At the centre of this fantastic debut novel is a rather good mystery that revolves around a callous and inventively deranged serial killer who kidnaps and kills people in order to feature them in his art show. The Art of Death’s story follows this case from the discovery of the first three bodies, contained in a gruesome art display in Trafalgar Square, to its epic conclusion after the police engage in a lengthy investigation. This proved to be a complex and exciting investigation, as the police characters are constantly one step behind the brilliant and sadistic killer as he works to finish off his masterpiece. This results in a thrilling storyline as the police are forced to rush around and try to save the potential victims once the killer starts broadcasting their upcoming deaths online. Fennell makes excellent use of multiple character perspectives to show off the various sides of this case, whether it be the police investigation or the killer’s sick plans as they kidnap several people from around London with the help of social media. Fennell also adds an extra layer to the story when the killer starts to deliberately target and mess with the protagonist of the story in an attempt to draw them into his web. All of this leads to a fantastic and intense conclusion, and I loved some of the twists that Fennell introduced into the story, including some misleading suspects and compelling circumstances. I had an awesome time getting to the bottom of this dark and disturbing case and I thought that this was a great first mystery from this new author.

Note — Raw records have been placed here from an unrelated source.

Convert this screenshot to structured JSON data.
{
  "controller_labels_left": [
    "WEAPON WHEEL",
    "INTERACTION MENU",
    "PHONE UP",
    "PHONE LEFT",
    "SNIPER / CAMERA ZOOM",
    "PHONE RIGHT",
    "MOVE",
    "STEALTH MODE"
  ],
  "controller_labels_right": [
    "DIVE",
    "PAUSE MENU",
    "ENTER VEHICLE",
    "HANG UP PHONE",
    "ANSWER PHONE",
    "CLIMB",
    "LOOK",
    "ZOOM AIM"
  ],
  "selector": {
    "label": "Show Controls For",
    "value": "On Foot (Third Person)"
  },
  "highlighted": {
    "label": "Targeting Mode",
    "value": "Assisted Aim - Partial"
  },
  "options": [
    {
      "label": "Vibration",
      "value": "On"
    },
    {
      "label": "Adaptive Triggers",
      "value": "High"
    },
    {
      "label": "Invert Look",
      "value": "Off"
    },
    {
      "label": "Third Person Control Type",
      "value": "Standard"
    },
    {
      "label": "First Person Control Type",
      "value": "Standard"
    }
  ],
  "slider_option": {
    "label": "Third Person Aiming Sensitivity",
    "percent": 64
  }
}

The best parts of this great novel were some of the distinctive and damaged characters featured throughout. The most notable are probably the protagonist, Detective Inspector Grace Archer and the antagonist, the serial killer/artist known as @nonymous. I thought that the character of Archer was an impressive cop protagonist, a no-nonsense, recently promoted female DI who takes the lead in the case over less capable colleagues. Archer proves to be a great central character of this book, and I enjoyed seeing her attempt to balance this trying case with her own complex personal life and the distain of several of her colleagues who she has previously alienated with a police corruption case. Fennell also works in a compelling angle which reveals that Archer was herself a survivor of a serial killer when she was younger, something which still haunts her to this day. This proved to be an intriguing facet of Archer’s character and one that impacts her role in the main case, although I think that it could have been worked into the main story a little better.
I also very much enjoyed the main antagonist, @nonymous, and Fennell did a fantastic job coming up with a vile and irredeemable killer. @nonymous is essentially an evil, murderous Banksy who stalks his prey through social media and live-streams his killings as a form of art. I found myself really disliking this character due to his ego, his belief in his artistic “genius” and the way he ruthlessly preys on people with low esteem, especially as you see several terrible sequences from his point of view. However, this worked well in the context of the book, as the reader cannot wait to see him fail, and it really amps up the anticipation in the story. I also appreciated the way in which the killer becomes obsessed with the protagonist and it adds a great additional edge to their story. I was able to predict who the killer was early in the novel, despite a couple of clever attempts from Fennell to throw the reader off the trail. Still, the author sets the reveal up really well and final confrontation between @nonymous and the protagonists is thrilling and suspenseful. Overall, this was an amazing use of characters, and I appreciate the complex protagonist and killer that the author created.
The Art of Death is an awesome debut murder mystery from new author David Fennell which I had a fantastic time reading. Thanks to this book’s compelling mystery and clever characters readers will quickly become engrossed in the fantastic story and will have fun seeing how the case comes to an end. I look forward to seeing what Fennell comes up with next, especially if he reuses the intriguing protagonist introduced in his amazing debut.